FIGS. 4, 5, and 6 illustrate the bonnet 26 in more detail. FIGS. 4 and 5 are perspective views of one embodiment of the bonnet 26, which is made of a moldable synthetic plastic, such as glass filled nylon. In the illustrated embodiment, an aperture 64 is provided that is configured to receive the insert 38 during assembly of the bonnet. The bonnet 26 is sufficiently strong to contain the internal components of the assembly, and to resist the spring force during normal operation. However, the bonnet 26 also includes apertures 30 located on the upper surface 32 of the hexagonal base 34 to vent excess pressures (e.g., 3000 PSI) during instances of overpressurization. That is, in the event of failure of one or more of the components of the regulator, the full pressure of the gas container may be communicated to the interior of the bonnet 26, and the gas is vented through the apertures as it flows from the container. Typically, the entire volume of the container may vent in this manner. In a presently contemplated configuration, the gas regulator assembly 10 is configured to employ a collapsing and venting approach, in which excess pressure conditions cause the diaphragm 52, the diaphragm washer 50, and/or the backup plate 48 to collapse, some or all of which may enter into or pass through the spring 46. This allows gas to flow along the spring 46 and out the apertures 30 on the upper surface 32 of the hexagonal base 34 of the bonnet 26. Such a collapsing and venting mechanism enables the bonnet 26 and/or other components of the gas regulator assembly 10 to be made of non-metal materials because the materials need not be strong enough to contain excess pressure during instances of overpressurization.
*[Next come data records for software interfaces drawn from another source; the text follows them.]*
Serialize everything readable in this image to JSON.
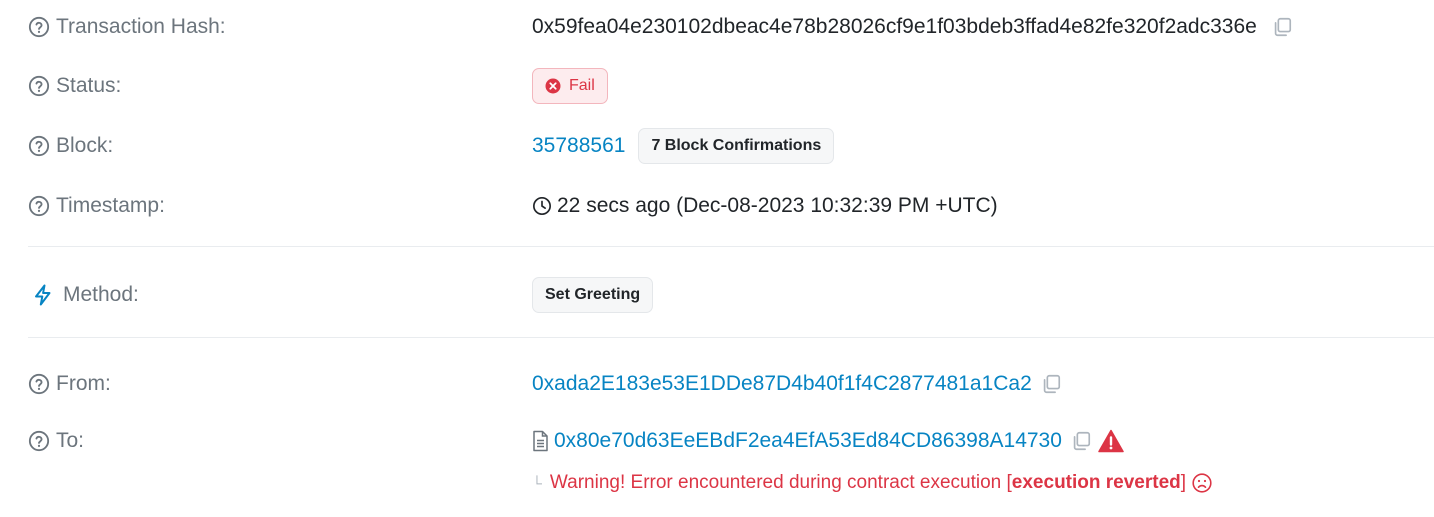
{
  "tx": {
    "hash_label": "Transaction Hash:",
    "hash_value": "0x59fea04e230102dbeac4e78b28026cf9e1f03bdeb3ffad4e82fe320f2adc336e",
    "status_label": "Status:",
    "status_value": "Fail",
    "block_label": "Block:",
    "block_value": "35788561",
    "block_confirmations": "7 Block Confirmations",
    "timestamp_label": "Timestamp:",
    "timestamp_value": "22 secs ago (Dec-08-2023 10:32:39 PM +UTC)",
    "method_label": "Method:",
    "method_value": "Set Greeting",
    "from_label": "From:",
    "from_value": "0xada2E183e53E1DDe87D4b40f1f4C2877481a1Ca2",
    "to_label": "To:",
    "to_value": "0x80e70d63EeEBdF2ea4EfA53Ed84CD86398A14730",
    "warning_prefix": "Warning! Error encountered during contract execution [",
    "warning_bold": "execution reverted",
    "warning_suffix": "]"
  },
  "colors": {
    "link": "#0784c3",
    "fail": "#dc3545",
    "muted": "#6c757d"
  },
  "icons": {
    "help": "question-circle-icon",
    "method": "lightning-icon",
    "clock": "clock-icon",
    "copy": "copy-icon",
    "contract": "document-icon",
    "warning": "warning-triangle-icon",
    "sad": "sad-face-icon"
  }
}
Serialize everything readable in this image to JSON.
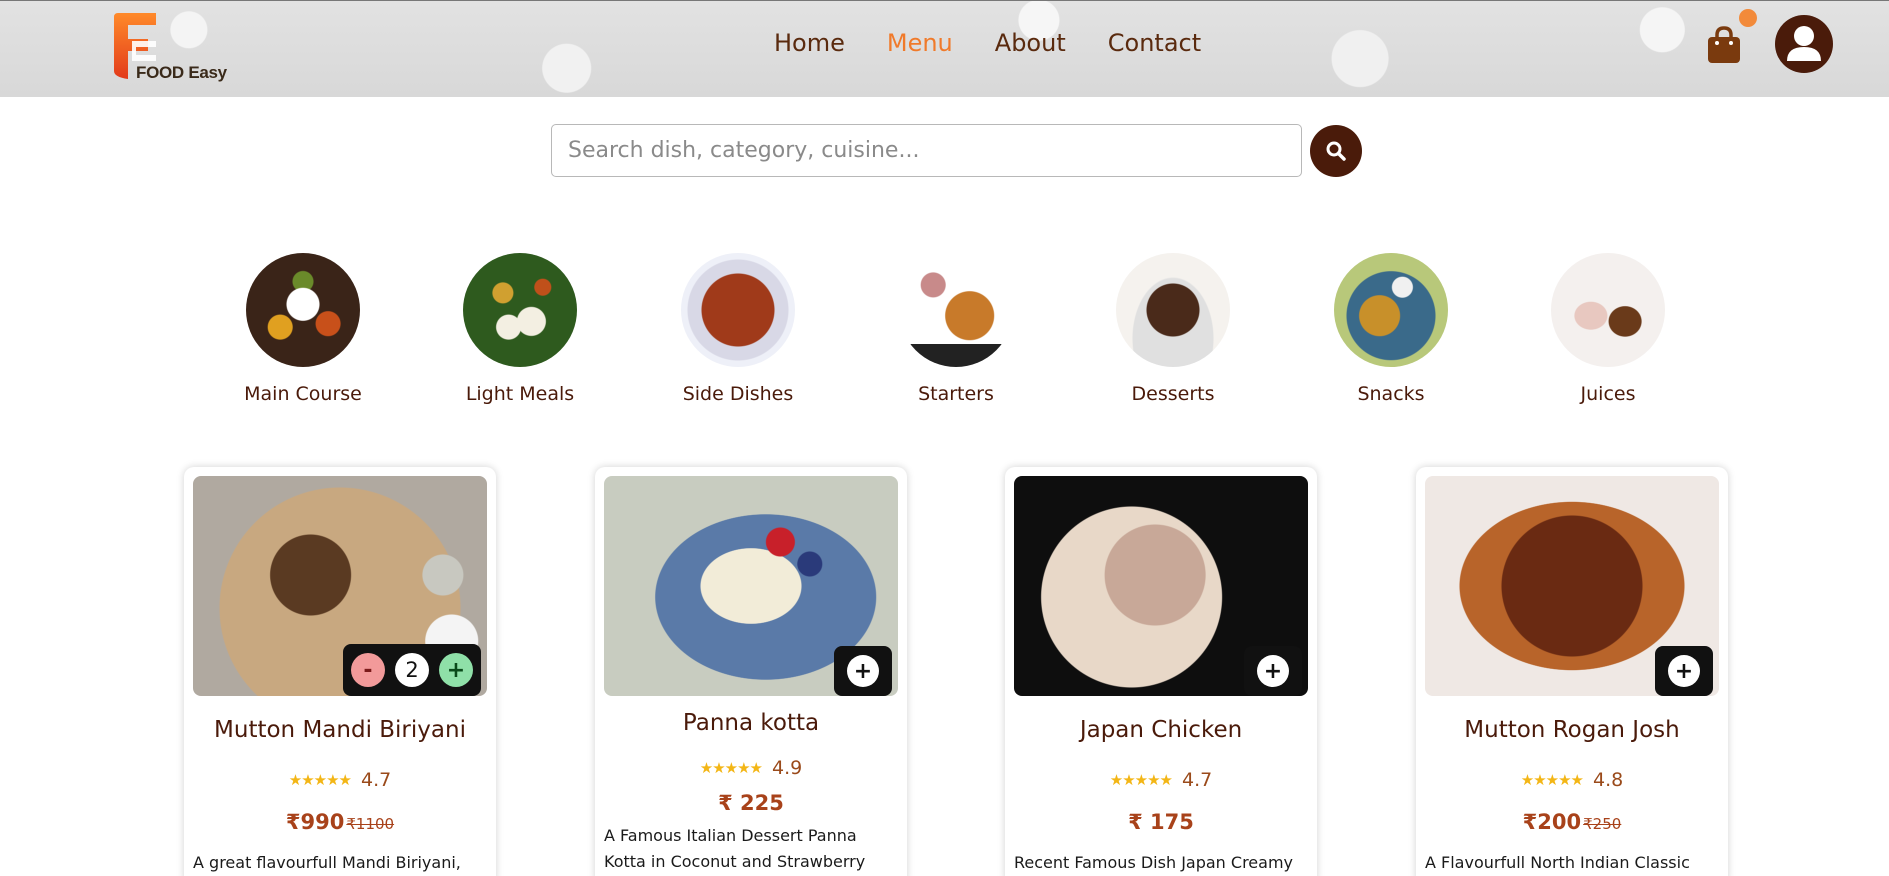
{
  "brand": {
    "name": "FOOD Easy",
    "accent": "#f07a2a",
    "dark": "#4a1b0a"
  },
  "nav": {
    "items": [
      "Home",
      "Menu",
      "About",
      "Contact"
    ],
    "active": "Menu"
  },
  "header": {
    "cart_icon": "shopping-bag-icon",
    "profile_icon": "user-icon"
  },
  "search": {
    "placeholder": "Search dish, category, cuisine...",
    "value": "",
    "button_icon": "search-icon"
  },
  "categories": [
    {
      "label": "Main Course"
    },
    {
      "label": "Light Meals"
    },
    {
      "label": "Side Dishes"
    },
    {
      "label": "Starters"
    },
    {
      "label": "Desserts"
    },
    {
      "label": "Snacks"
    },
    {
      "label": "Juices"
    }
  ],
  "products": [
    {
      "name": "Mutton Mandi Biriyani",
      "rating": "4.7",
      "price": "₹990",
      "old_price": "₹1100",
      "desc": "A great flavourfull Mandi Biriyani,",
      "qty": "2",
      "minus_label": "-",
      "plus_label": "+"
    },
    {
      "name": "Panna kotta",
      "rating": "4.9",
      "price": "₹ 225",
      "old_price": "",
      "desc_line1": "A Famous Italian Dessert Panna",
      "desc_line2": "Kotta in Coconut and Strawberry",
      "add_label": "+"
    },
    {
      "name": "Japan Chicken",
      "rating": "4.7",
      "price": "₹ 175",
      "old_price": "",
      "desc": "Recent Famous Dish Japan Creamy",
      "add_label": "+"
    },
    {
      "name": "Mutton Rogan Josh",
      "rating": "4.8",
      "price": "₹200",
      "old_price": "₹250",
      "desc": "A Flavourfull North Indian Classic",
      "add_label": "+"
    }
  ],
  "stars": "★★★★★"
}
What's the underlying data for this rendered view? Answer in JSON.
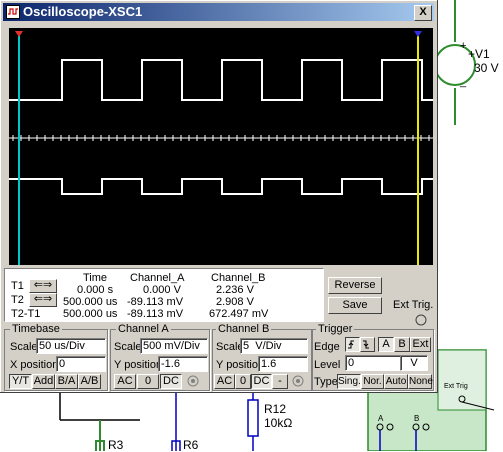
{
  "window": {
    "title": "Oscilloscope-XSC1",
    "close": "X"
  },
  "measurements": {
    "headers": [
      "Time",
      "Channel_A",
      "Channel_B"
    ],
    "rows": [
      {
        "label": "T1",
        "time": "0.000 s",
        "a": "0.000 V",
        "b": "2.236 V"
      },
      {
        "label": "T2",
        "time": "500.000 us",
        "a": "-89.113 mV",
        "b": "2.908 V"
      },
      {
        "label": "T2-T1",
        "time": "500.000 us",
        "a": "-89.113 mV",
        "b": "672.497 mV"
      }
    ]
  },
  "buttons": {
    "reverse": "Reverse",
    "save": "Save",
    "ext_trig": "Ext Trig."
  },
  "timebase": {
    "title": "Timebase",
    "scale_label": "Scale",
    "scale": "50 us/Div",
    "xpos_label": "X position",
    "xpos": "0",
    "modes": [
      "Y/T",
      "Add",
      "B/A",
      "A/B"
    ]
  },
  "channel_a": {
    "title": "Channel A",
    "scale_label": "Scale",
    "scale": "500 mV/Div",
    "ypos_label": "Y position",
    "ypos": "-1.6",
    "coupling": [
      "AC",
      "0",
      "DC"
    ]
  },
  "channel_b": {
    "title": "Channel B",
    "scale_label": "Scale",
    "scale": "5  V/Div",
    "ypos_label": "Y position",
    "ypos": "1.6",
    "coupling": [
      "AC",
      "0",
      "DC",
      "-"
    ]
  },
  "trigger": {
    "title": "Trigger",
    "edge_label": "Edge",
    "sources": [
      "A",
      "B",
      "Ext"
    ],
    "level_label": "Level",
    "level": "0",
    "level_unit": "V",
    "type_label": "Type",
    "types": [
      "Sing.",
      "Nor.",
      "Auto",
      "None"
    ]
  },
  "schematic": {
    "source_name": "+V1",
    "source_value": "30 V",
    "r12": "R12",
    "r12_value": "10kΩ",
    "r3": "R3",
    "r6": "R6",
    "ext_trig": "Ext Trig",
    "pin_a": "A",
    "pin_b": "B",
    "plus": "+",
    "minus": "_"
  },
  "colors": {
    "title_start": "#0a246a",
    "trace": "#ffffff",
    "cursor_t1": "#00c8c8",
    "cursor_t2": "#e8e800",
    "schematic_green": "#2e8b2e",
    "schematic_blue": "#0000c0",
    "instrument_fill": "#c8e6c8"
  }
}
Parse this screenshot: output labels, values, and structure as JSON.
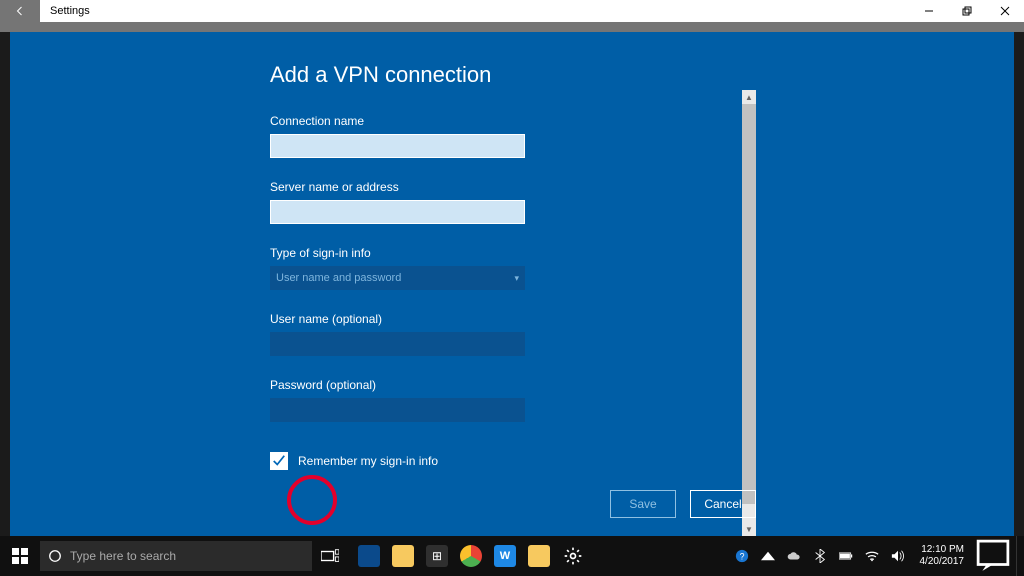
{
  "window": {
    "title": "Settings"
  },
  "dialog": {
    "title": "Add a VPN connection",
    "fields": {
      "connection_name": {
        "label": "Connection name",
        "value": ""
      },
      "server": {
        "label": "Server name or address",
        "value": ""
      },
      "signin_type": {
        "label": "Type of sign-in info",
        "selected": "User name and password"
      },
      "username": {
        "label": "User name (optional)",
        "value": ""
      },
      "password": {
        "label": "Password (optional)",
        "value": ""
      }
    },
    "remember": {
      "label": "Remember my sign-in info",
      "checked": true
    },
    "buttons": {
      "save": "Save",
      "cancel": "Cancel"
    }
  },
  "taskbar": {
    "search_placeholder": "Type here to search",
    "clock": {
      "time": "12:10 PM",
      "date": "4/20/2017"
    }
  },
  "colors": {
    "accent": "#005ea6",
    "highlight": "#e3002b"
  }
}
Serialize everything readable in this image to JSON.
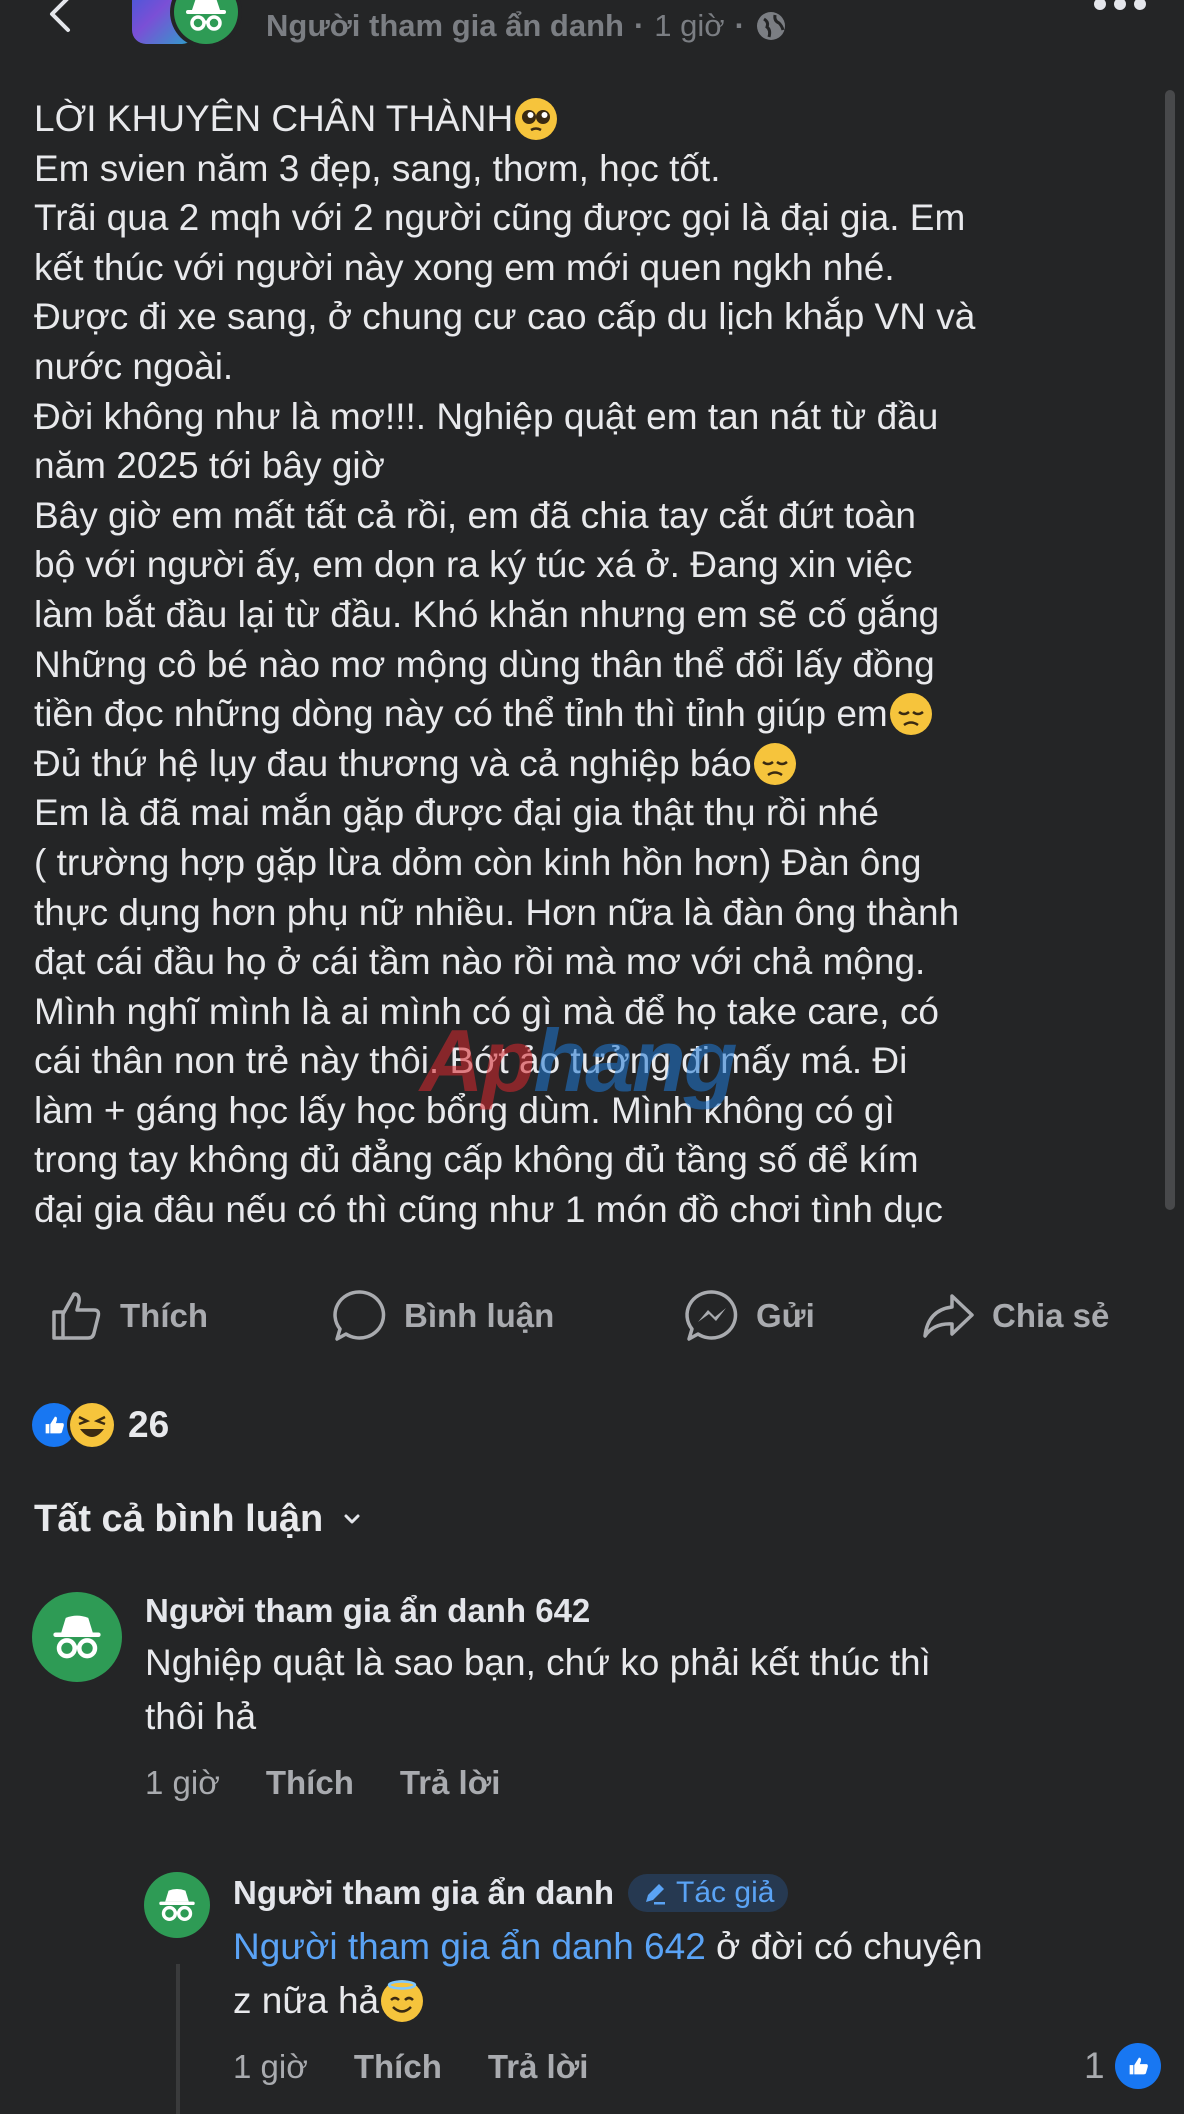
{
  "header": {
    "author": "Người tham gia ẩn danh",
    "separator": "·",
    "time": "1 giờ",
    "privacy_icon": "globe-icon",
    "more_icon": "more-icon"
  },
  "post": {
    "lines": [
      "LỜI KHUYÊN CHÂN THÀNH",
      "Em svien năm 3 đẹp, sang, thơm, học tốt.",
      "Trãi qua 2 mqh với 2 người cũng được gọi là đại gia. Em",
      "kết thúc với người này xong em mới quen ngkh nhé.",
      "Được đi xe sang, ở chung cư cao cấp du lịch khắp VN và",
      "nước ngoài.",
      "Đời không như là mơ!!!. Nghiệp quật em tan nát từ đầu",
      "năm 2025 tới bây giờ",
      "Bây giờ em mất tất cả rồi, em đã chia tay cắt đứt toàn",
      "bộ với người ấy, em dọn ra ký túc xá ở. Đang xin việc",
      "làm bắt đầu lại từ đầu. Khó khăn nhưng em sẽ cố gắng",
      "Những cô bé nào mơ mộng dùng thân thể đổi lấy đồng",
      "tiền đọc những dòng này có thể tỉnh thì tỉnh giúp em",
      "Đủ thứ hệ lụy đau thương và cả nghiệp báo",
      "Em là đã mai mắn gặp được đại gia thật thụ rồi nhé",
      "( trường hợp gặp lừa dỏm còn kinh hồn hơn) Đàn ông",
      "thực dụng hơn phụ nữ nhiều. Hơn nữa là đàn ông thành",
      "đạt cái đầu họ ở cái tầm nào rồi mà mơ với chả mộng.",
      "Mình nghĩ mình là ai mình có gì mà để họ take care, có",
      "cái thân non trẻ này thôi. Bớt ảo tưởng đi mấy má. Đi",
      "làm + gáng học lấy học bổng dùm. Mình không có gì",
      "trong tay không đủ đẳng cấp không đủ tầng số để kím",
      "đại gia đâu nếu có thì cũng như 1 món đồ chơi tình dục"
    ],
    "emojis": {
      "line_0": "pleading-face-emoji",
      "line_12": "disappointed-face-emoji",
      "line_13": "disappointed-face-emoji"
    }
  },
  "actions": {
    "like": "Thích",
    "comment": "Bình luận",
    "send": "Gửi",
    "share": "Chia sẻ"
  },
  "reactions": {
    "count": "26",
    "types": [
      "like",
      "haha"
    ]
  },
  "comments_filter": {
    "label": "Tất cả bình luận"
  },
  "watermark": {
    "part_red": "Ap",
    "part_blue": "hang"
  },
  "comments": [
    {
      "name": "Người tham gia ẩn danh 642",
      "text_line1": "Nghiệp quật là sao bạn, chứ ko phải kết thúc thì",
      "text_line2": "thôi hả",
      "time": "1 giờ",
      "like": "Thích",
      "reply": "Trả lời"
    },
    {
      "name": "Người tham gia ẩn danh",
      "badge": "Tác giả",
      "mention": "Người tham gia ẩn danh 642",
      "text_after_mention": " ở đời có chuyện",
      "text_line2": "z nữa hả",
      "time": "1 giờ",
      "like": "Thích",
      "reply": "Trả lời",
      "like_count": "1"
    }
  ],
  "colors": {
    "background": "#242526",
    "text": "#e8e9ec",
    "muted": "#a9abaf",
    "accent": "#1877f2",
    "anon_green": "#2e9b55",
    "badge_bg": "#263951",
    "link": "#5aa3f5"
  }
}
Indeed, as compared to conventional metallic bonnets, the enhanced venting offered by the venting apertures 30 creates a reduced pressure differential across the bonnet wall, effectively reducing the force that the bonnet 26 must resist during venting. While this same approach could be used with conventional metal bonnet structures, it is particularly advantageous insomuch as it allows for less expensive materials to be used.

As illustrated in the bottom perspective view of FIG. 5 and the sectional view of FIG. 6, the apertures 30 for venting gas extend from the outside of the bonnet 26 to the inside of the bonnet 26 above the skirt 28. In certain embodiments, diameters of the apertures 30 for venting gas may be between approximately 0.2 and 0.3 inches. The aperture 64 in the top of the extension 36, which is configured to receive the adjusting screw 40, also extends from the outside of the bonnet 26 to the inside of the bonnet 26. An inside of the extension 36 includes a plurality of sides 66 that are configured to engage with the insert 38 during operation. That is, the insert 38 is configured to engage with the plurality of sides 66 and remain lodged in the extension 36 via an interference fit. In some embodiments, the insert 38 may be made of nylon.

FIG. 7 illustrates the insert 38, which is configured to receive the adjusting screw 40, in more detail. The insert 38 includes a plurality of beveled sides 68 that are configured to sit directly against the sides 66 of the extension 36 of the bonnet 26. An aperture 70 that extends axially throughout the insert 38 is provided as a place for receiving and lodging the adjusting screw 40. An extension 72 of the insert 38 is configured to engage with the adjusting screw 40 during operation. Additionally, threads 74 are provided to secure the adjusting screw 40 to the insert 38 and the bonnet 26 during use.

While only certain features of the present disclosure have been illustrated and described herein, many modifications and changes will occur to those skilled in the art. It is, therefore, to be understood that the appended claims are intended to cover all such modifications and changes as fall within the true spirit of the present disclosure.